Better emails

Ironically, this HBR post about writing emails that people want to read rambles a bit. But there's some gems in here:

  • Keep it short.
  • Delete unnecessary content such as old message threads.
  • No long paragraphs (my rule of thumb is 6 lines max on a typical screen).
  • No fancy formatting, EXCEPT to
  • Emphasize the important bits!
  • Use pull-quotes (ie put a copy of the important bit in the body of your reply).
  • Less is more.

Why KM needs technology

It's become fashionable to bash the technologists who provide KM solutions as charlatans and snake oil salesmen lately (probably I've been guilty of this in the past myself).

But Buckman Labs and others that deployed technology-heavy solutions have perhaps been unfairly maligned. After all, they did see real and measurable benefits; the problems (as always) have come when people see technology as an KM solution that can be brought in and deployed rather than something that has to organically develop to support organisational processes.

Maximizing cognitive potential

First, go and read this article by Andrea Kuszewski (quite long, but well worth it – I'll wait):
You can increase your intelligence: 5 ways to maximize your cognitive potential

Great article, huh? For those who didn't have time to go and read it, here's the condensed version:

1. Fluid intelligence is trainable.
2. The more you train, the more you gain.
3. Anyone can increase their cognitive ability, no matter what your starting point is.
4. The effect can be gained by training on tasks that don’t resemble the test questions.

We can do this by applying five principles:

1. Seek Novelty
2. Challenge Yourself
3. Think Creatively
4. Do Things The Hard Way
5. Network

Lessons from palliative care in communicating honestly

Sometimes I stumble across ideas that are so useful and simple that I wonder why they aren't globally known. The SPIKES protocol taught to medical students as an effective and compassionate way to break bad news falls into this category:

S: set up the interview
P: assess the patient's perception
I: obtain the patient's invitation
K: provide the knowledge
E: address the patient's emotions
S: establish a treatment strategy

Twitter and revolutions

Jay Rosen has noted the current explosion in popularity of a subgenre of stories he calls "Twitter Can't Topple Dictators". Read the whole thing; it's a really insightful analysis of why this kind of press article is a cop out.

However, it was two sentences near the end that really caught my attention:

Factors are not causes. It is a mystery why uprisings occur when they do.

The four types of regulation

Regulation is a fact of life in any civilization. But despite all our grumbles of "red tape", regulations are often necessary to make our systems work better. It's worth examining the four types of regulation that exist and the advantages and disadvantages of each:

The limits of economies of scale

If you are interested in systems thinking but don't read the Vanguard Newsletter penned by John Seddon, you should really start.

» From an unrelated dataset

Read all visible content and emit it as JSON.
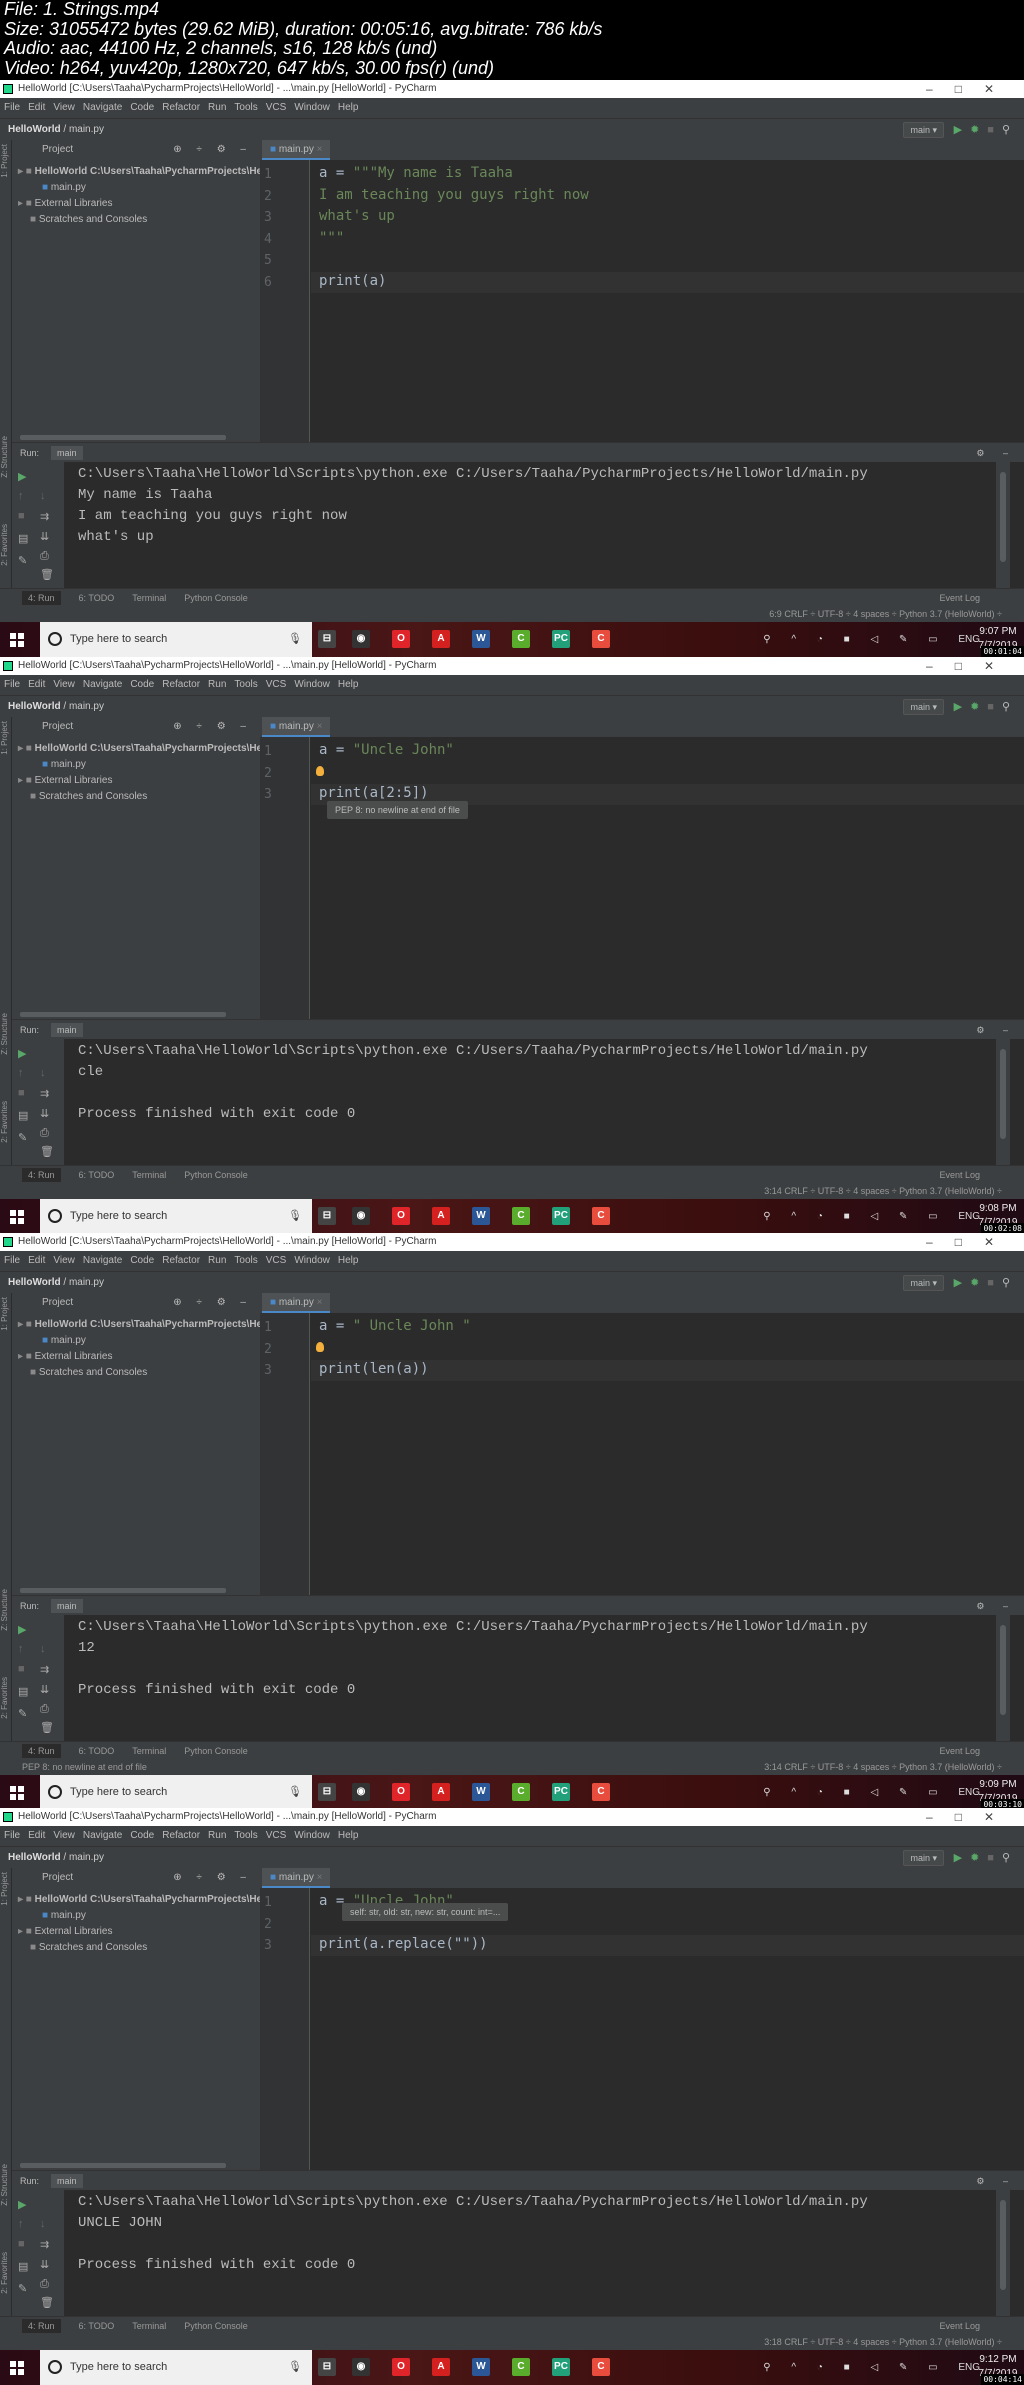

Vanguard is a UK-based consultancy that teaches companies how to switch from command and control structures to taking a systems approach to management. Recently I came across a nice summary of one of the key concepts expounded -- the need to aim for efficiency of flow rather than efficiency of scale:

Intervening in a complex system

One of the most critical tasks of a knowledge manager is the ability to effectively intervene in the functioning of complex systems. Because deterministic cause and effect of interventions is not possible in a complex environment, the basic model established by Dave Snowden and others is termed safe-fail experimentation.

To effectively perform such interventions, when dealing with complex systems there are a number of questions we need to ask such as:

The problem solving pattern

With the eruption of another holy war on actKM, this time on the need to focus on networks rather than content, I can't help but feel that people are missing the point.

All of these things are important, but the primary focus always needs to be on how effectively the organisation is solving its primary problem, ie why it exists. I've previously discussed my model for a problem solving pattern:

Types of organisational work

Organisational work can be broadly classed into four categories:

  • Process – work that needs to be completed in a defined manner to ensure consistency and repeatability, eg call centers, surveying, project management reporting.
  • Practice – work that requires people to use their judgement to determine the appropriate method of completing a particular task.
  • Discovery – innovative work that extends the range of available solutions within a field through invention or research.
  • Management – oversight and ongoing improvements of organisational work undertaken

Each type of work requires a different approach to staff retention: